Well, that makes sense! I wonder if AT&T is using Spooky Action’s flying COW, which was showcased at CES-2022? Here is my interview with the founder of Spooky Action, where he makes a compelling case for tethered drones as temporary cell towers.
Of course, for COW’s to be competitive with a permanent cell tower, it will probably require some sort of automated supervision. Otherwise, the cost of labor might be too difficult to justify under current Part 107 FAA rules of one pilot per drone (granted, if you could have one person remotely monitoring multiple flying COWs, it might start to make economic sense).

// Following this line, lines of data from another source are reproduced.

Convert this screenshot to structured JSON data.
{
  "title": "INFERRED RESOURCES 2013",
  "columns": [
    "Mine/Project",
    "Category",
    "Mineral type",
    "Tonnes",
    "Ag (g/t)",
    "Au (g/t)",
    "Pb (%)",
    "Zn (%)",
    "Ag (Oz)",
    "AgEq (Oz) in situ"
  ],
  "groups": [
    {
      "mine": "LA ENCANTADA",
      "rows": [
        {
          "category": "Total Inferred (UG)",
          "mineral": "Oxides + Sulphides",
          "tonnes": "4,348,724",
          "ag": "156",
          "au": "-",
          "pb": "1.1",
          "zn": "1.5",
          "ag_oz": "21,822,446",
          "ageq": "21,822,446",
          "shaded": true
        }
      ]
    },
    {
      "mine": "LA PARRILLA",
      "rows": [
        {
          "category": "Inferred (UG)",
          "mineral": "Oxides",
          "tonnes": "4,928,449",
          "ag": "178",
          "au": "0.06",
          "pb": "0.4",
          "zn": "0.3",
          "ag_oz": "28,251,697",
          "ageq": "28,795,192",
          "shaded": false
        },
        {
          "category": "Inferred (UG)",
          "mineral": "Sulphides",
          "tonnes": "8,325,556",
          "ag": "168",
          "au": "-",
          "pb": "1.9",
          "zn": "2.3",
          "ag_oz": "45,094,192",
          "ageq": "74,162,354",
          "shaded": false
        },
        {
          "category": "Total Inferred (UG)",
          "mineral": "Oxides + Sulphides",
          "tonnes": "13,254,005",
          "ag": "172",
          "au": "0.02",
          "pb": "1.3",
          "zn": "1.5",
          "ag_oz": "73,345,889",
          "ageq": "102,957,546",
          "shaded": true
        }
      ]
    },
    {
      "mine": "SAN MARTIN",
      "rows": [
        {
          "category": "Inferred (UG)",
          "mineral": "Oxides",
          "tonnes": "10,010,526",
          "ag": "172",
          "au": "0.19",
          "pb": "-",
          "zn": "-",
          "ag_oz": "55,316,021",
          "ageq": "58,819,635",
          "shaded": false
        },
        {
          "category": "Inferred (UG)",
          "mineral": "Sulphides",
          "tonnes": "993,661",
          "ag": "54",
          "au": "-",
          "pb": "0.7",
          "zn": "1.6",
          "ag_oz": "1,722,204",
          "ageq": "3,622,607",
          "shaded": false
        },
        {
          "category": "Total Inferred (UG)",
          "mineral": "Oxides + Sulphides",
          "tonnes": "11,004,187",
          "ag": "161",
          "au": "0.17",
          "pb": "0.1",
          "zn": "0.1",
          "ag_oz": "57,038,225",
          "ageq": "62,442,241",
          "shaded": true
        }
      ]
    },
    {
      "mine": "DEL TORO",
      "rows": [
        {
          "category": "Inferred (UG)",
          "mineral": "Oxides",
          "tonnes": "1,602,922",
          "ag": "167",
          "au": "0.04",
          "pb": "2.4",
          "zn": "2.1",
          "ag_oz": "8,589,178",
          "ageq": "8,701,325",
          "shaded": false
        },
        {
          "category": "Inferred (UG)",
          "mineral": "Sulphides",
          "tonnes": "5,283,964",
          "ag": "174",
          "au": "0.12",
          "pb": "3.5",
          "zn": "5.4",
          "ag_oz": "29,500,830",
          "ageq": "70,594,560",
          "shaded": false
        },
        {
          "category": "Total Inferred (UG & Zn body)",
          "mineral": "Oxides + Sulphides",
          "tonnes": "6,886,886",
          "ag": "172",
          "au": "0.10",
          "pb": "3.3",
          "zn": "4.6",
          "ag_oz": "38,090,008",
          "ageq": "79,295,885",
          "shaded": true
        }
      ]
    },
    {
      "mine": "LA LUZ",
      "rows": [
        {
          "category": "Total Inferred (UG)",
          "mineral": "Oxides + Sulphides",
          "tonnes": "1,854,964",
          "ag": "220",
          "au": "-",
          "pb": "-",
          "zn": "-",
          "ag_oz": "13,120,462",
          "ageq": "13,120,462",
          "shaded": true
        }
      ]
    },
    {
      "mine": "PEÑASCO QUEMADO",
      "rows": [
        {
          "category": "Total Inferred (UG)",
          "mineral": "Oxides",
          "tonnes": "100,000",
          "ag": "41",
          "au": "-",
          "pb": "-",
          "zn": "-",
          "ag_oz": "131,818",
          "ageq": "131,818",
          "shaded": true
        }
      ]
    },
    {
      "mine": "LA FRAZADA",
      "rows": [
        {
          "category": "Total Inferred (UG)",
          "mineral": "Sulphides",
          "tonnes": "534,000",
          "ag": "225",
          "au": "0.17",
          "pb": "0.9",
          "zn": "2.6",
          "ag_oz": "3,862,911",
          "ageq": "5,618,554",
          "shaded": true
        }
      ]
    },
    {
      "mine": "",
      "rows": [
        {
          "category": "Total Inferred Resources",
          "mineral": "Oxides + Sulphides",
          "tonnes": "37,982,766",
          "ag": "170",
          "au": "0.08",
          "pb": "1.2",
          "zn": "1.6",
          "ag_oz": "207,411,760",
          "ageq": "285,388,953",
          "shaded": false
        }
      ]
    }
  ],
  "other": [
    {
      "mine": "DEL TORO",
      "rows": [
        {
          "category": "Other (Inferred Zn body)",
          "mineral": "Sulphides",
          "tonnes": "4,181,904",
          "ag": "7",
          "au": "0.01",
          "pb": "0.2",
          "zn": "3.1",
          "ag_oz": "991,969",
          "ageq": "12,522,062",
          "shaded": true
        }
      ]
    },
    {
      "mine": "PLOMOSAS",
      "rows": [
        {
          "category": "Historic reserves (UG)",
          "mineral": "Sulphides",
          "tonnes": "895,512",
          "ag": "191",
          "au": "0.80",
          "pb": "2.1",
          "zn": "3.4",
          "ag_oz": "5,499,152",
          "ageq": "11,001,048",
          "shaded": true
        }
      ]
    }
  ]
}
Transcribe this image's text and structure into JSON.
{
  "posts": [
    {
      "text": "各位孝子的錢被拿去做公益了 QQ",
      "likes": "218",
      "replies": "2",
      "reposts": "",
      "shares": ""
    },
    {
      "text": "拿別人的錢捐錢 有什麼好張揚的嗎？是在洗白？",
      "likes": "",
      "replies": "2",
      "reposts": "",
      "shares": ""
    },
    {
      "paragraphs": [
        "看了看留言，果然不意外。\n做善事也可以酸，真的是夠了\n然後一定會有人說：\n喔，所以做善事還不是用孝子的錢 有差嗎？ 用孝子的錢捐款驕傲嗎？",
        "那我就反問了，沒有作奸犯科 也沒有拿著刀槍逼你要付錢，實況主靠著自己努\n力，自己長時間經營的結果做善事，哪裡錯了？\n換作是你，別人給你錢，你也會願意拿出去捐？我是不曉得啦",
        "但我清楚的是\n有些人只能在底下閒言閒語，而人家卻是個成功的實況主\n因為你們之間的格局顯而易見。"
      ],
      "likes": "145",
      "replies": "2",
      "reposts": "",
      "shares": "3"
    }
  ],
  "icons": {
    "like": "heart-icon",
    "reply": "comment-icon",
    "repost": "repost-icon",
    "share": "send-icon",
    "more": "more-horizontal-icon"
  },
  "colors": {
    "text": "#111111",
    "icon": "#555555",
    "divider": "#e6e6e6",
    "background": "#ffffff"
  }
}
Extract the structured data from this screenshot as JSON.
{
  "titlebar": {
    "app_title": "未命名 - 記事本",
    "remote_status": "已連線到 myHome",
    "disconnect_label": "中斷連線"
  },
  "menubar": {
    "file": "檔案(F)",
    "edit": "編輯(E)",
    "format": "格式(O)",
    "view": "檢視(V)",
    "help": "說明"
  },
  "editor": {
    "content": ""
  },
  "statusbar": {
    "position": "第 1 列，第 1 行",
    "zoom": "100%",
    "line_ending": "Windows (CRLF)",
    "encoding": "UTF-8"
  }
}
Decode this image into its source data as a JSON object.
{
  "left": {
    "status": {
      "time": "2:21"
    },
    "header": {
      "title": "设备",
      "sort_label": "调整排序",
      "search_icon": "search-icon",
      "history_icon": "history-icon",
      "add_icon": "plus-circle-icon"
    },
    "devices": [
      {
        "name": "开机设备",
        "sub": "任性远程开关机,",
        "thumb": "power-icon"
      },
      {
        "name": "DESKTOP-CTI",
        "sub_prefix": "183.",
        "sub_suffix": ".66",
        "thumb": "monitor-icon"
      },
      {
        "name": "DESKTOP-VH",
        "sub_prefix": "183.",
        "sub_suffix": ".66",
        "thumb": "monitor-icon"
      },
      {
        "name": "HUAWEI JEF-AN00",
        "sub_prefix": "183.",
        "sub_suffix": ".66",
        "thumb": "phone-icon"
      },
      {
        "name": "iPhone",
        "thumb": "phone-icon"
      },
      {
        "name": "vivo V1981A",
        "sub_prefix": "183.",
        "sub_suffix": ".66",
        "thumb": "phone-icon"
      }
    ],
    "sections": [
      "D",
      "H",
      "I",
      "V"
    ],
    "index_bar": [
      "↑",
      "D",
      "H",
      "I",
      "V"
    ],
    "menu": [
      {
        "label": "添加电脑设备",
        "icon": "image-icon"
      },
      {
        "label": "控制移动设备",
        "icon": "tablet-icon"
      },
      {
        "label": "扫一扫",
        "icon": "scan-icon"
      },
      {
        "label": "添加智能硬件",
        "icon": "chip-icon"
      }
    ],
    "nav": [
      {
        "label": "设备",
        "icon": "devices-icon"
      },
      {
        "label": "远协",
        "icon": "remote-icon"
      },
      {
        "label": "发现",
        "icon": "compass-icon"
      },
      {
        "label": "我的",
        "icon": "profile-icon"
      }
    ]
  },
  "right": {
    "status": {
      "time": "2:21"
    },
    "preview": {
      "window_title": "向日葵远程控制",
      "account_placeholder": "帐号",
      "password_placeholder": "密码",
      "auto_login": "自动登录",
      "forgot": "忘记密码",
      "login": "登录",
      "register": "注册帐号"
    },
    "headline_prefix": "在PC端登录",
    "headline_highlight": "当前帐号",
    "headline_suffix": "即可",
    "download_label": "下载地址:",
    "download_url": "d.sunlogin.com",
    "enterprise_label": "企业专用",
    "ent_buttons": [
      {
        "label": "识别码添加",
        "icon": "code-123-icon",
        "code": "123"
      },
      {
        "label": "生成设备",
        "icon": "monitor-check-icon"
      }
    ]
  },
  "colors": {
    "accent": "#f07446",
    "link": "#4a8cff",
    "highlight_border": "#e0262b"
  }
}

AT&T (T) posted solid telecom results for the second quarter, keeping the firm on pace to meet or exceed management’s 2022 subscriber growth expectations. The continued growth in wireless additions led to an increase in the mobility services revenue growth target to 4%-5% from “at least 3%.” However, management cut its free cash flow target for 2022 by $2 billion to $14 billion due to continued growth investments and the timing of collections. Our fair value estimate, which reflects the Warner spinoff, remains $25 per share. We continue to like AT&T’s strategic position and its network investment plans, which we expect will deliver improving revenue and profit growth over the next several years.
Adjusted for the Warner spinoff, DirecTV transaction, and Latin American asset sale, total revenue (now roughly two thirds wireless, with most of the remainder enterprise and consumer fixed-line services) increased 2.2% year over year to $29.6 billion. Wireless service revenue growth accelerated to 4.8% year over year, ahead of management’s previous 2022 target and in line with the new one, on strong postpaid phone customer growth in recent quarters. AT&T added 813,000 postpaid phone customers during the quarter, up from 798,000 a year ago, the strongest second quarter in a decade. Despite more than two years of blistering industrywide growth, we still believe that postpaid customer additions will eventually have to tick down and match population growth more closely, but AT&T has yet to see any sign of falling demand.
Average revenue per postpaid phone customer was also strong, growing 1.1% versus a year ago as promotional credits, which are amortized against revenue, declined in the quarter and more customers traded up to higher-priced unlimited plans. Management expects average revenue per postpaid phone customer to improve further in the second half. Segment EBITDA expanded by 2.5% year over year, with further expansion projected in the second half of 2022.